Dataset rows for apps and sites
- - -

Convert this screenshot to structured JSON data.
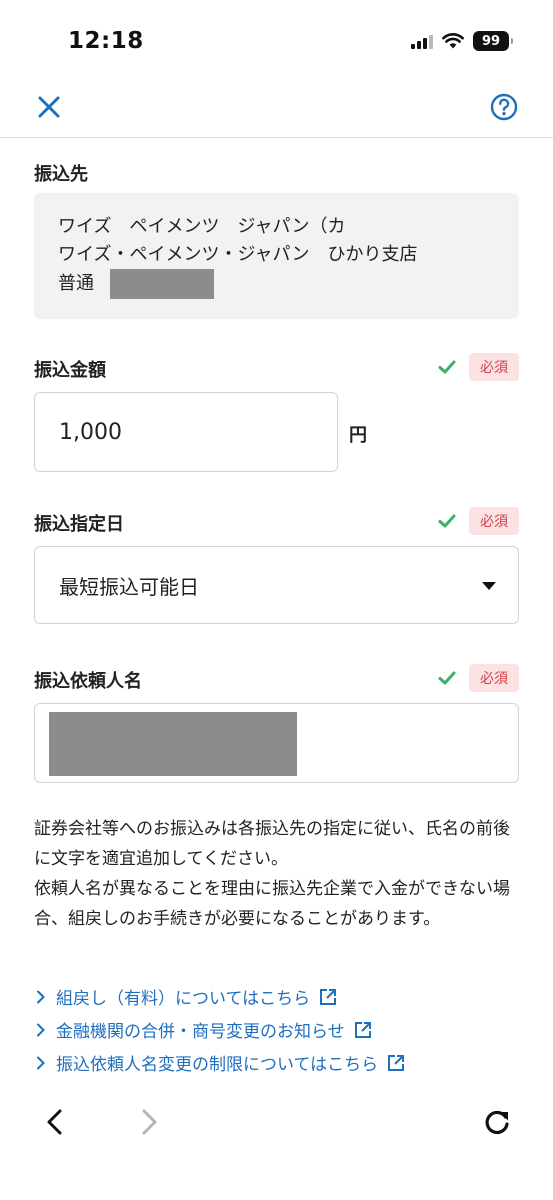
{
  "status_bar": {
    "time": "12:18",
    "battery": "99"
  },
  "nav": {
    "close_icon": "close-icon",
    "help_icon": "help-icon",
    "accent_color": "#1f6fbf"
  },
  "payee": {
    "label": "振込先",
    "line1": "ワイズ　ペイメンツ　ジャパン（カ",
    "line2": "ワイズ・ペイメンツ・ジャパン　ひかり支店",
    "account_type": "普通"
  },
  "amount": {
    "label": "振込金額",
    "required": "必須",
    "value": "1,000",
    "unit": "円"
  },
  "transfer_date": {
    "label": "振込指定日",
    "required": "必須",
    "value": "最短振込可能日"
  },
  "requester": {
    "label": "振込依頼人名",
    "required": "必須"
  },
  "notice": {
    "paragraph1": "証券会社等へのお振込みは各振込先の指定に従い、氏名の前後に文字を適宜追加してください。",
    "paragraph2": "依頼人名が異なることを理由に振込先企業で入金ができない場合、組戻しのお手続きが必要になることがあります。"
  },
  "links": [
    {
      "label": "組戻し（有料）についてはこちら"
    },
    {
      "label": "金融機関の合併・商号変更のお知らせ"
    },
    {
      "label": "振込依頼人名変更の制限についてはこちら"
    }
  ],
  "colors": {
    "check": "#3cae6e",
    "required_bg": "#fbe3e4",
    "required_text": "#d2404a",
    "link": "#1f6fbf"
  }
}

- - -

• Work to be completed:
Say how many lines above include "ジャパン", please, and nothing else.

• The completed task:
2